:. - three dots in a triangle (not directly transcribable with basic keyboard) is the mathematical symbol meaning 'therefore'. Woolley often uses this symbol for this word.

abt - abbreviation for the word 'about'

base - often used in measurements of pots, giving the diameter of the base of the vessel.

b.b. - burned brick (or baked brick), often used in phrases like 'beneath b.b. foundations'.

bet. - abbreviation for 'between'.

bldg - abbreviation for 'building'.

cd - shortening of the word 'could'.

d.c. - abbreviation for double conoid, a form of bead (see field note terms)

diam. - Woolley frequently uses this abbreviation for diameter when giving dimensions of pots.

foot or base - used in some cases when giving the dimension of the bottom of a pot.

founds - shortening of the word 'foundations'. Woolley was excavating to these and below and often notes the state of the foundations of any building.

frs. - abbreviation for 'fragments'. It is common to find pieces of objects in archaeological excavation and Woolley often uses this abbreviation to designate that.

grtst - shortening of the word 'greatest', used in reference to maximum measurements of objects such as the greatest width (grtst w)

h - this is sometimes used as shorthand for 'have', particularly in expressions like 'wd h' or 'cd h' for 'would have' or 'could have'.

ht. - Woolley frequently uses this abbreviation for height when giving dimensions of objects.

l. - lower case letter 'L' used as abbreviation for the word 'length' and frequently used when giving dimensions of artifacts or architecture.

m. or max. - abbreviation for 'maximum', often used in giving measurements at the largest point of an artifact, such as maximum length (max. l.)

o - shorthand for the word 'of'.

o- - combination of 'o' = 'of' and '-' = 'the', so together they are shorthand for 'of the'.

pt - abbreviation of the word 'point' as in 'point of interest'

rim - used in many cases when giving the dimensions of pottery, denoting the size of the mouth of the vessel.

shew - archaized version of the word 'show'. It is in Woolley's common usage throughout his personal and professional writing and was common in most British work of the period.

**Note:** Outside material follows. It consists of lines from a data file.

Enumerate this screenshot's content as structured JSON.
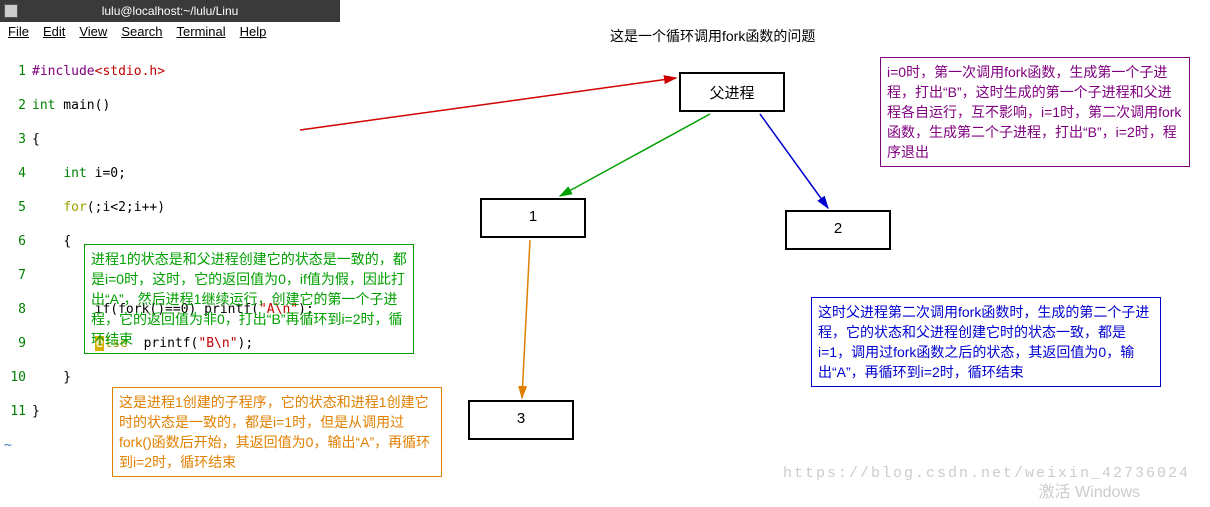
{
  "window": {
    "title": "lulu@localhost:~/lulu/Linu"
  },
  "menu": {
    "file": "File",
    "edit": "Edit",
    "view": "View",
    "search": "Search",
    "terminal": "Terminal",
    "help": "Help"
  },
  "code": {
    "l1_directive": "#include",
    "l1_header": "<stdio.h>",
    "l2_type": "int",
    "l2_rest": " main()",
    "l3": "{",
    "l4_type": "int",
    "l4_rest": " i=0;",
    "l5_for": "for",
    "l5_rest": "(;i<2;i++)",
    "l6": "{",
    "l8_pre": "        if(fork()==0) printf(",
    "l8_str": "\"A\\n\"",
    "l8_post": ");",
    "l9_pre": "        ",
    "l9_else": "e",
    "l9_else2": "lse",
    "l9_mid": "  printf(",
    "l9_str": "\"B\\n\"",
    "l9_post": ");",
    "l10": "    }",
    "l11": "}"
  },
  "diagram": {
    "title": "这是一个循环调用fork函数的问题",
    "parent": "父进程",
    "node1": "1",
    "node2": "2",
    "node3": "3"
  },
  "explain": {
    "green": "进程1的状态是和父进程创建它的状态是一致的，都是i=0时，这时，它的返回值为0，if值为假，因此打出“A”，然后进程1继续运行，创建它的第一个子进程，它的返回值为非0，打出“B”再循环到i=2时，循环结束",
    "orange": "这是进程1创建的子程序，它的状态和进程1创建它时的状态是一致的，都是i=1时，但是从调用过fork()函数后开始，其返回值为0，输出“A”，再循环到i=2时，循环结束",
    "purple": "i=0时，第一次调用fork函数，生成第一个子进程，打出“B”，这时生成的第一个子进程和父进程各自运行，互不影响，i=1时，第二次调用fork函数，生成第二个子进程，打出“B”，i=2时，程序退出",
    "blue": "这时父进程第二次调用fork函数时，生成的第二个子进程，它的状态和父进程创建它时的状态一致，都是i=1，调用过fork函数之后的状态，其返回值为0，输出“A”，再循环到i=2时，循环结束"
  },
  "watermark": {
    "url": "https://blog.csdn.net/weixin_42736024",
    "win": "激活 Windows"
  }
}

t- - abbreviation of the word 'that'. Easy to confuse with 'tr' for 'there' or the word 'to'. Context is the only way to tell in most cases.

tr - this is the way that Woolley abbreviates the word 'there'. In his hand it looks like the word 'to' but context of the sentence will usually reveal its meaning.

U.#### - field number of an artifact. These are vital for us to connect the information of these note cards to the objects now in museums. We need to be consistent in the way we reference these so they can be found. Woolley often writes them in different ways, such as U10:166 but our database would refer to that as U.10166. I have been placing the regularized version in brackets directly after the unusual, directly transcribed form.

wch - Woolley's frequent abbreviation for 'which'. it looks like the word 'who' but context can usually sort it out.

w. - typical abbreviation for 'width' when giving measurements.

wd - abbreviation of the word 'would'; only occasionally used. Sometimes also used as an abbreviation for 'width' in measurements, but more typically that is just w.

v. - abbreviation for 'very'